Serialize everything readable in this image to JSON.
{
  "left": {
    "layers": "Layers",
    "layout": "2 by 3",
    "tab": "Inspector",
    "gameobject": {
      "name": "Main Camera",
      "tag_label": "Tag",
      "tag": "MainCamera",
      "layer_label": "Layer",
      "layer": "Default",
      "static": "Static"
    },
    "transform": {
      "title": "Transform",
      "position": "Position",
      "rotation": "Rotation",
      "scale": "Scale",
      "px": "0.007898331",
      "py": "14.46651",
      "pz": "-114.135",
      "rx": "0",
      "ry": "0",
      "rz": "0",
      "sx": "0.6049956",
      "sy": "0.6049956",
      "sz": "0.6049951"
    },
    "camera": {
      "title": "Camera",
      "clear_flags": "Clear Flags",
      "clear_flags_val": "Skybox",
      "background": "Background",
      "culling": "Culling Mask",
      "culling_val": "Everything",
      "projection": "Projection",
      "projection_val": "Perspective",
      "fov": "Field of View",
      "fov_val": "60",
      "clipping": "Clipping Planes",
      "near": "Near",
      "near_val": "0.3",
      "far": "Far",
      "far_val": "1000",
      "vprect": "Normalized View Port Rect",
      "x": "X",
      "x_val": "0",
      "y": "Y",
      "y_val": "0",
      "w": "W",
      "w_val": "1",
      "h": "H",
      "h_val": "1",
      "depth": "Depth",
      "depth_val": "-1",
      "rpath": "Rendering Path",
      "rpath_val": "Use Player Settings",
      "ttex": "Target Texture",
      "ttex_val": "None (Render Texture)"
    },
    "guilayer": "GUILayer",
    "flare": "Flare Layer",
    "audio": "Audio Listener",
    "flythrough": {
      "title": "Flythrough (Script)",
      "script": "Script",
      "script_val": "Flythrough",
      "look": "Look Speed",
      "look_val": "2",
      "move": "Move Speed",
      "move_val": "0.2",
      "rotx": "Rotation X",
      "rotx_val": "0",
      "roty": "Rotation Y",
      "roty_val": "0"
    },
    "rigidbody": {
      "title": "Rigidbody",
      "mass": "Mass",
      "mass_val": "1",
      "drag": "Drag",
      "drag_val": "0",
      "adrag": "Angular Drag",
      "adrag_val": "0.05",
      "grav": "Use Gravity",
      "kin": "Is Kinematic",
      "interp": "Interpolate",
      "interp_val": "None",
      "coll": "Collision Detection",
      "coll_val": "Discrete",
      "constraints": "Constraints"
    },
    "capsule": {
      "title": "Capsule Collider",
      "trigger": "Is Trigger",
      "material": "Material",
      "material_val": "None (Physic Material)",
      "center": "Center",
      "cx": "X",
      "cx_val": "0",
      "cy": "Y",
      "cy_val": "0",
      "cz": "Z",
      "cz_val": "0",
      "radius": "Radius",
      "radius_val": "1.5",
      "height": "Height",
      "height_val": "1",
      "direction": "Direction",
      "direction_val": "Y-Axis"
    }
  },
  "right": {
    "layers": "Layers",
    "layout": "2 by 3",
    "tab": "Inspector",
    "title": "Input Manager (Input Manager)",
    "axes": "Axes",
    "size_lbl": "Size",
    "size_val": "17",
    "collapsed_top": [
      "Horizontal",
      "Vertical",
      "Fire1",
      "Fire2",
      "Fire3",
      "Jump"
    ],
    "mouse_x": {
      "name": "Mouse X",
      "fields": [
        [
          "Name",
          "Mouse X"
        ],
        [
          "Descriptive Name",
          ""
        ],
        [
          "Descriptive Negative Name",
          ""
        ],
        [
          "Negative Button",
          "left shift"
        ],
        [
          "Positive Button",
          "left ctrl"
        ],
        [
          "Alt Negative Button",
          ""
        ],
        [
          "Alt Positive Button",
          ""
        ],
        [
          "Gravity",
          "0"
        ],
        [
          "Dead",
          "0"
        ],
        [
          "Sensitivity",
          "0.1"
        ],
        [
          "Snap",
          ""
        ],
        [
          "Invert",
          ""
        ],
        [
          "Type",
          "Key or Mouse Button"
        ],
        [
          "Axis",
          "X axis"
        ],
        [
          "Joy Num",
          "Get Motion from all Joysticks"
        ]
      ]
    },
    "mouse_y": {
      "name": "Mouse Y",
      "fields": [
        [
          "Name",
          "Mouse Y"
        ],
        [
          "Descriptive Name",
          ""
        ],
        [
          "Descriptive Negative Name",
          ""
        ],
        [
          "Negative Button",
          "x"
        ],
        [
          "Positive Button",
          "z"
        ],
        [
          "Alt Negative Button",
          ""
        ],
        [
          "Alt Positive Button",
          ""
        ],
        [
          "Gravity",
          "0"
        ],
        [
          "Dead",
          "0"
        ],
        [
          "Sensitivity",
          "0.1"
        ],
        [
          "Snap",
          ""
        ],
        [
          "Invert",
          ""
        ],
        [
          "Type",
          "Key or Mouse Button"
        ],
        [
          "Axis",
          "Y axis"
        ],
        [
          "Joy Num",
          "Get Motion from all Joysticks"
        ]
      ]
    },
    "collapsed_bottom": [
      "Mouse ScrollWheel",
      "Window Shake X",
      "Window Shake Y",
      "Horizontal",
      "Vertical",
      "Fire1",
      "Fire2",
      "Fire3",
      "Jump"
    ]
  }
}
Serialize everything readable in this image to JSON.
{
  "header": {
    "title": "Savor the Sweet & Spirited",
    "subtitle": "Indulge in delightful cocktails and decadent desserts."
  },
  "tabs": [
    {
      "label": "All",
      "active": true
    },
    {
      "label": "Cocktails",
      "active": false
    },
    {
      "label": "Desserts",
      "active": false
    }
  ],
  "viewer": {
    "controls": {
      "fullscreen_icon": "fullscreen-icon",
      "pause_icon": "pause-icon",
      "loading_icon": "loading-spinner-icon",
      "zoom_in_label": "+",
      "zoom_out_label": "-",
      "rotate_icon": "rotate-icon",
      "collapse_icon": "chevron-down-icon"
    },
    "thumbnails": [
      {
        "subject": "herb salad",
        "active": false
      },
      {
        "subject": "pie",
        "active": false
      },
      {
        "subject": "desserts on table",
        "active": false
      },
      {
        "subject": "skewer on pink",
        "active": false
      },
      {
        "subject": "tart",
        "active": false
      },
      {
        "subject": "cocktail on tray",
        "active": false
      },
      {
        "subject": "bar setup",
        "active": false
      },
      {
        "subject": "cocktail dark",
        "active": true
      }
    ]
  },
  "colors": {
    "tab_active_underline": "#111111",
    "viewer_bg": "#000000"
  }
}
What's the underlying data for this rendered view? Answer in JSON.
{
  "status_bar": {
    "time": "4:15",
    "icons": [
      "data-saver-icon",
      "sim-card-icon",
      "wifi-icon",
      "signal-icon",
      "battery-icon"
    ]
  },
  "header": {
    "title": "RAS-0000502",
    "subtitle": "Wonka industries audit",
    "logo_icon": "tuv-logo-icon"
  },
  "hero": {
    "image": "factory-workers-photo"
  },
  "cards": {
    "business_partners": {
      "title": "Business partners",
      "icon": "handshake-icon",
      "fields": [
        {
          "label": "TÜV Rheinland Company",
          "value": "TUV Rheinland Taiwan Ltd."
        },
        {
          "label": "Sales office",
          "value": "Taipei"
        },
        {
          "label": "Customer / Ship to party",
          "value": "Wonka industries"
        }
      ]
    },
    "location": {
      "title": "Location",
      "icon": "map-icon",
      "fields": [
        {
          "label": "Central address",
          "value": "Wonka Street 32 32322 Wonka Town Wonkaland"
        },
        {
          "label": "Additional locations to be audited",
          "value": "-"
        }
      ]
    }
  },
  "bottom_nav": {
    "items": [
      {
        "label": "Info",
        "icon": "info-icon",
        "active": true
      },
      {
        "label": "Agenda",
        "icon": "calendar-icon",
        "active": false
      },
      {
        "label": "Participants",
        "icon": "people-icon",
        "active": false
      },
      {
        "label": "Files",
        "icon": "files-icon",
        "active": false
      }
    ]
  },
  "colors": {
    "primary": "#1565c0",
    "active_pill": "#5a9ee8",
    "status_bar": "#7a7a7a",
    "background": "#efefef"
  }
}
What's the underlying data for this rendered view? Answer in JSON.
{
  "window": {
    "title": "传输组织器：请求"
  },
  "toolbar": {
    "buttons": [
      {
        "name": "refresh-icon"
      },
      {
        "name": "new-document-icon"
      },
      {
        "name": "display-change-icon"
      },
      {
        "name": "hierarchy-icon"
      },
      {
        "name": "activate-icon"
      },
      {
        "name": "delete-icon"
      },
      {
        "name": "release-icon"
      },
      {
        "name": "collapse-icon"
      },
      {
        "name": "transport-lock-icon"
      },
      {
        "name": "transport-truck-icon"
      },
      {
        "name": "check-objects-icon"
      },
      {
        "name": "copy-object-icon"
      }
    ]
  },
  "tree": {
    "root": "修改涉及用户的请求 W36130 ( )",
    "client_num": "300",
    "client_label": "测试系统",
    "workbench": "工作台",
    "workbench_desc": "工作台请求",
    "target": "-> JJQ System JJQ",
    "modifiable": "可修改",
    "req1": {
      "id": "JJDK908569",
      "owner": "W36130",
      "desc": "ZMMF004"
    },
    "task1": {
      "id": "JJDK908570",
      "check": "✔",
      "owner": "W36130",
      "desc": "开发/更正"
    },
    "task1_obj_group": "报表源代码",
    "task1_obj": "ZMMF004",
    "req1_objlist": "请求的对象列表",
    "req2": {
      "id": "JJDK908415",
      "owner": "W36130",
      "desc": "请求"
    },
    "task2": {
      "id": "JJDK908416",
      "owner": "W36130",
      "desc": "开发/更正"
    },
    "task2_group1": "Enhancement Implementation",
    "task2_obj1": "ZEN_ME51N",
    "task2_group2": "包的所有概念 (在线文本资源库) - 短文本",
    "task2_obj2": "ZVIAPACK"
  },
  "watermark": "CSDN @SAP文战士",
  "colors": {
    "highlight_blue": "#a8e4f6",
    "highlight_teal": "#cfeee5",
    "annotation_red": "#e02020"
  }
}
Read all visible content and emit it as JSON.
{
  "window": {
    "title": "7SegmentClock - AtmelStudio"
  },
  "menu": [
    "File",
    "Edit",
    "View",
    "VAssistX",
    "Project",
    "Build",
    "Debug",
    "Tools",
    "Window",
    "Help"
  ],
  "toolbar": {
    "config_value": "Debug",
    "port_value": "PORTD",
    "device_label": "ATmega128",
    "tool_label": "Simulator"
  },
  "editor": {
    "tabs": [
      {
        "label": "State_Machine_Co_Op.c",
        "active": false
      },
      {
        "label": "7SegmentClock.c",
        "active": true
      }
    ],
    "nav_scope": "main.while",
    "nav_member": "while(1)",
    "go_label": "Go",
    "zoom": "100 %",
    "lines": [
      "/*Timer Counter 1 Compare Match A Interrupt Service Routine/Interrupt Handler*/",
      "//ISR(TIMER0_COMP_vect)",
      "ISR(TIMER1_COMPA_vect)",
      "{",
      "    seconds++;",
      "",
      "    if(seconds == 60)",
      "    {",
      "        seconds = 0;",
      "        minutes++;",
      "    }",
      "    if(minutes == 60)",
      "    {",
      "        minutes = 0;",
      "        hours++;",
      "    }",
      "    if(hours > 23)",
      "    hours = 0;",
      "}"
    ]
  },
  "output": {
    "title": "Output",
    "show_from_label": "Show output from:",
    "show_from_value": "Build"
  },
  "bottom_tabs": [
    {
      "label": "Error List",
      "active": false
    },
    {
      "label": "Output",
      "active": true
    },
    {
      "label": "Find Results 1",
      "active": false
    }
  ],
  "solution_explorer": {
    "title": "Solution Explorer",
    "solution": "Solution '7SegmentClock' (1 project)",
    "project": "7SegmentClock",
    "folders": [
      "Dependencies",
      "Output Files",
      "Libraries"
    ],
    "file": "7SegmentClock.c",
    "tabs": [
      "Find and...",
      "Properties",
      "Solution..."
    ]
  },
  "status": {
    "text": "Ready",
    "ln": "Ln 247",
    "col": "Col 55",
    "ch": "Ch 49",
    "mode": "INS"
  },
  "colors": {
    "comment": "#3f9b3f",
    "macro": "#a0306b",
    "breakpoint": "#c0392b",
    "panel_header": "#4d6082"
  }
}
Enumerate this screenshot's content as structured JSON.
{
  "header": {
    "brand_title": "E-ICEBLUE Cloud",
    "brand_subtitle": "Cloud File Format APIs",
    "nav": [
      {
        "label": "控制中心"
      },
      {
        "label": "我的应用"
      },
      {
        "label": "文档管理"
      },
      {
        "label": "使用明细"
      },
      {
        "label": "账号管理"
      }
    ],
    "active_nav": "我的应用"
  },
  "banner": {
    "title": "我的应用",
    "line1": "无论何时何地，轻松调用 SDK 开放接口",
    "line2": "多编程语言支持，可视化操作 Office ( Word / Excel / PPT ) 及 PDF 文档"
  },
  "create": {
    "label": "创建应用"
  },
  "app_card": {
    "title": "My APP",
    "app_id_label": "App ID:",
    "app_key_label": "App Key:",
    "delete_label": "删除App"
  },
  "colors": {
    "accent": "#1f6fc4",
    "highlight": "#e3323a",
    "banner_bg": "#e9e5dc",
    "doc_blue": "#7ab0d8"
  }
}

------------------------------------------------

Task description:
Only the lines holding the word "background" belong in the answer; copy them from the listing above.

Reply:
      "background": "Background",
    "background": "#efefef"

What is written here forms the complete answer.